    Notice is hereby given that ALKILI Academy of New Orleans, a Louisiana non-profit corporation, is about to be liquidated out of court, pursuant to authorization by its incorporations and Directors, duly given, and that Robert J Stefani, whose address is 201 St, Charles Avenue, 46th floor, New Orleans, 70170, has been duly appointed to serve as liquidator. All creditors of, all persons believing themselves to have valid claims against, and all persons having unfulfilled contracts with said non-profit corporation are hereby called upon to present any claims they may have in writing and in detail to the Liquidator, at the above address on or before May 1, 2014.

    Appeared in the Times Picayune today. Can somebody explain?

  • nickelndime

    Re: Akili – – – Damn!?? If anybody would pay attention to this, it would be you, Lee. Does Crescent City Schools (Board of Directors) know about this? (I have fallen off of my chair, because really, do any of these boards actually know what the hell is going on – other than what they sit and listen to (glowing financial and academic reports) from 6-figure staffers and principals/CEOs (!), which BTW, these boards are supposed to be monitoring, regulating, supervising, yadda yadda yadda?

  • nickelndime
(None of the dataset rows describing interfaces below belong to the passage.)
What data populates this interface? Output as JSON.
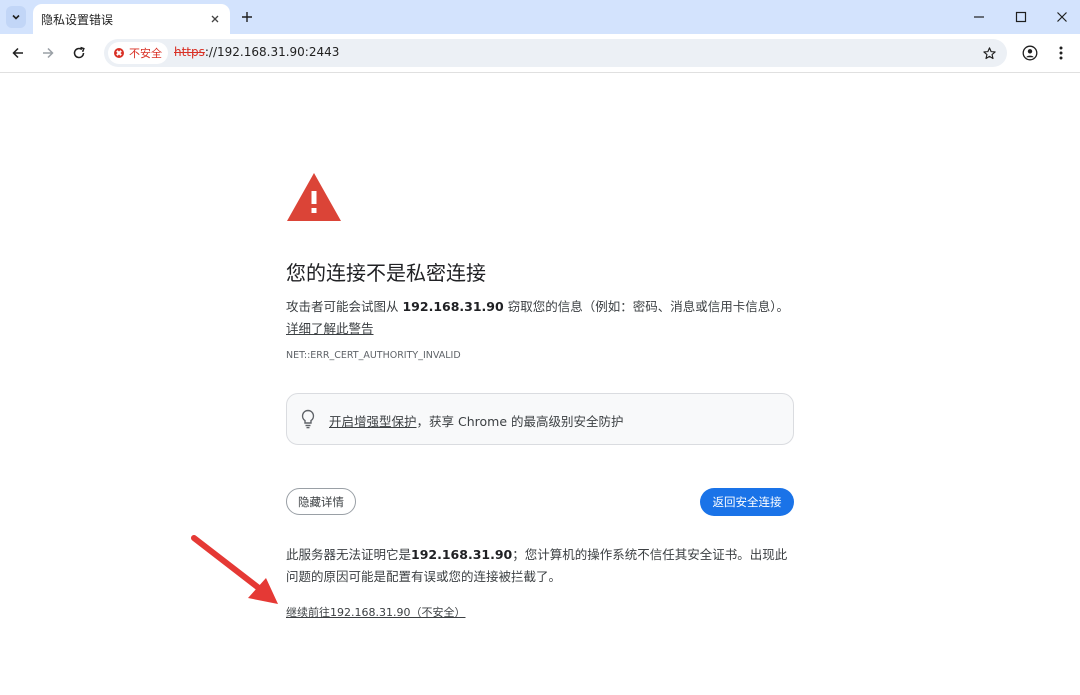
{
  "tab": {
    "title": "隐私设置错误"
  },
  "address_bar": {
    "security_label": "不安全",
    "url_scheme": "https",
    "url_rest": "://192.168.31.90:2443"
  },
  "interstitial": {
    "heading": "您的连接不是私密连接",
    "message_pre": "攻击者可能会试图从 ",
    "message_host": "192.168.31.90",
    "message_post": " 窃取您的信息（例如：密码、消息或信用卡信息）。",
    "learn_more": "详细了解此警告",
    "error_code": "NET::ERR_CERT_AUTHORITY_INVALID",
    "safe_browsing_link": "开启增强型保护",
    "safe_browsing_rest": "，获享 Chrome 的最高级别安全防护",
    "hide_details": "隐藏详情",
    "back_to_safety": "返回安全连接",
    "details_pre": "此服务器无法证明它是",
    "details_host": "192.168.31.90",
    "details_post": "；您计算机的操作系统不信任其安全证书。出现此问题的原因可能是配置有误或您的连接被拦截了。",
    "proceed_link": "继续前往192.168.31.90（不安全）"
  },
  "colors": {
    "tabstrip": "#d3e3fd",
    "danger": "#d93025",
    "primary_button": "#1a73e8",
    "annotation_arrow": "#e53935"
  },
  "icons": {
    "tab_search": "chevron-down-icon",
    "tab_close": "close-icon",
    "new_tab": "plus-icon",
    "back": "arrow-left-icon",
    "forward": "arrow-right-icon",
    "reload": "reload-icon",
    "security": "not-secure-icon",
    "bookmark": "star-icon",
    "profile": "profile-icon",
    "menu": "kebab-menu-icon",
    "warning": "warning-triangle-icon",
    "safe_browsing": "lightbulb-icon"
  }
}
    The original LA nonprofit corporation, by which Akili Academy was founded, had to be dissolved because it (the school and management thereof) was awarded to another charter management group selected by the RSD in its effort to award failing charter schools to creditable and proven charter groups which have a track record (what is that and where can I find it?) of turning (a) failing school/s around. What do you think this New Orleans educational landscape will look like in 3 to 5 more years? That’s what I thought. Ha!